Lines containing the word "pointeur" are the ones to copy from the records below.

App and web page records
+ + +

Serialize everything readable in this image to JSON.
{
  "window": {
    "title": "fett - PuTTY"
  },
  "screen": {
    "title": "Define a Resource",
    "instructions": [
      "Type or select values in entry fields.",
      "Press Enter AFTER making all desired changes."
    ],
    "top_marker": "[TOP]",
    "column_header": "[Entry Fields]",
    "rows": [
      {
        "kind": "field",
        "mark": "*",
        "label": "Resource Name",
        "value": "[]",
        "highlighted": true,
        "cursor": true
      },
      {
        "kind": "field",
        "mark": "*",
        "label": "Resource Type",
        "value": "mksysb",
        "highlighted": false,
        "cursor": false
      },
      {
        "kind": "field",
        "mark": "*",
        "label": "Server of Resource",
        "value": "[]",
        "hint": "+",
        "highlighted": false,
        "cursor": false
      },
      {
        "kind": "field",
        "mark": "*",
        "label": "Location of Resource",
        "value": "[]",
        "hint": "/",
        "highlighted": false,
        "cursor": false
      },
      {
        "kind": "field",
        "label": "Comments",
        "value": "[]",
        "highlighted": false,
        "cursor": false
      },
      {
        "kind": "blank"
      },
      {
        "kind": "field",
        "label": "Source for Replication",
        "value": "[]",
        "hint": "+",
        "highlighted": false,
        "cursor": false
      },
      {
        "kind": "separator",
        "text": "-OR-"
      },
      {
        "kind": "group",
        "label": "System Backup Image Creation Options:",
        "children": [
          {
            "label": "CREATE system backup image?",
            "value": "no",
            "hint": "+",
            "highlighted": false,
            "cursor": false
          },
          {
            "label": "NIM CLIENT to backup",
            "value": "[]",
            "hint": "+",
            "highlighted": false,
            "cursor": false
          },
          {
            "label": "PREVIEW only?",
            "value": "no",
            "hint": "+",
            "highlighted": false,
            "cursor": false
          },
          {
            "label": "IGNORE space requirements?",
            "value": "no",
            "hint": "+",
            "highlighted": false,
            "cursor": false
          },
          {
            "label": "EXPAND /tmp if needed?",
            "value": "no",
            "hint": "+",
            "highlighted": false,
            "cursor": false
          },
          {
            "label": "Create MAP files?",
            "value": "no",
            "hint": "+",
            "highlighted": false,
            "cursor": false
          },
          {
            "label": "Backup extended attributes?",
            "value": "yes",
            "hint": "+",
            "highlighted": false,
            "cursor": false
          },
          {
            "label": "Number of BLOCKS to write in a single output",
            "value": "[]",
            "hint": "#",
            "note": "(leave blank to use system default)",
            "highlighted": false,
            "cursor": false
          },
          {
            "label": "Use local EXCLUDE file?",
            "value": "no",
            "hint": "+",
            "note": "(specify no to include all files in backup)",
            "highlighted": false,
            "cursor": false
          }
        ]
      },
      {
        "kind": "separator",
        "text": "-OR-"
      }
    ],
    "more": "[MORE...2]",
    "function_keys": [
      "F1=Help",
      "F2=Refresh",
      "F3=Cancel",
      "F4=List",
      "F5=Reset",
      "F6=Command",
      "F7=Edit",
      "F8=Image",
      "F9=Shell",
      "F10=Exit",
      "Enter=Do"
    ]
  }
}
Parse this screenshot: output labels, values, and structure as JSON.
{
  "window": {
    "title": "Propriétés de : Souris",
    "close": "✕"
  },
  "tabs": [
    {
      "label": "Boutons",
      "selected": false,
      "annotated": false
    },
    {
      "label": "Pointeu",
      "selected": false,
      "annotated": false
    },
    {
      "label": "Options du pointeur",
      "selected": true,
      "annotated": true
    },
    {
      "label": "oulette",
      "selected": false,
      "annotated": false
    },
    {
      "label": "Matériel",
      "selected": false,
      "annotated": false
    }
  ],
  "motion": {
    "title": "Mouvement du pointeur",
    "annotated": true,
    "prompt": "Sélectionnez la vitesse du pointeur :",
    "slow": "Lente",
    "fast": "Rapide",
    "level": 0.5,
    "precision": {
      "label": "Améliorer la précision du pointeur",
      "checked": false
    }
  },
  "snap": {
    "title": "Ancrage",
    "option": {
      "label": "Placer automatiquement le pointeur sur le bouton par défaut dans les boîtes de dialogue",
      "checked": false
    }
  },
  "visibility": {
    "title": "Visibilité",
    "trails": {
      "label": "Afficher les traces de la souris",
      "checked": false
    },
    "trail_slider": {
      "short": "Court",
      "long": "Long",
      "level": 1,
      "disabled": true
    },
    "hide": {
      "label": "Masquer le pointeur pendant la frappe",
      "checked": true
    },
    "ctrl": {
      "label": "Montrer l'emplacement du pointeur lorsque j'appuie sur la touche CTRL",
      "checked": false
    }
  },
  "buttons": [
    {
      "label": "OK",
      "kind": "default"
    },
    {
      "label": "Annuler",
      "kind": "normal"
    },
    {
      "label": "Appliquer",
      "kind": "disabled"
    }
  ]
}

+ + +

* **EXPECTED OUTPUT**
      "label": "Options du pointeur",
    "title": "Mouvement du pointeur",
    "prompt": "Sélectionnez la vitesse du pointeur :",
      "label": "Améliorer la précision du pointeur",
      "label": "Placer automatiquement le pointeur sur le bouton par défaut dans les boîtes de dialogue",
      "label": "Masquer le pointeur pendant la frappe",
      "label": "Montrer l'emplacement du pointeur lorsque j'appuie sur la touche CTRL",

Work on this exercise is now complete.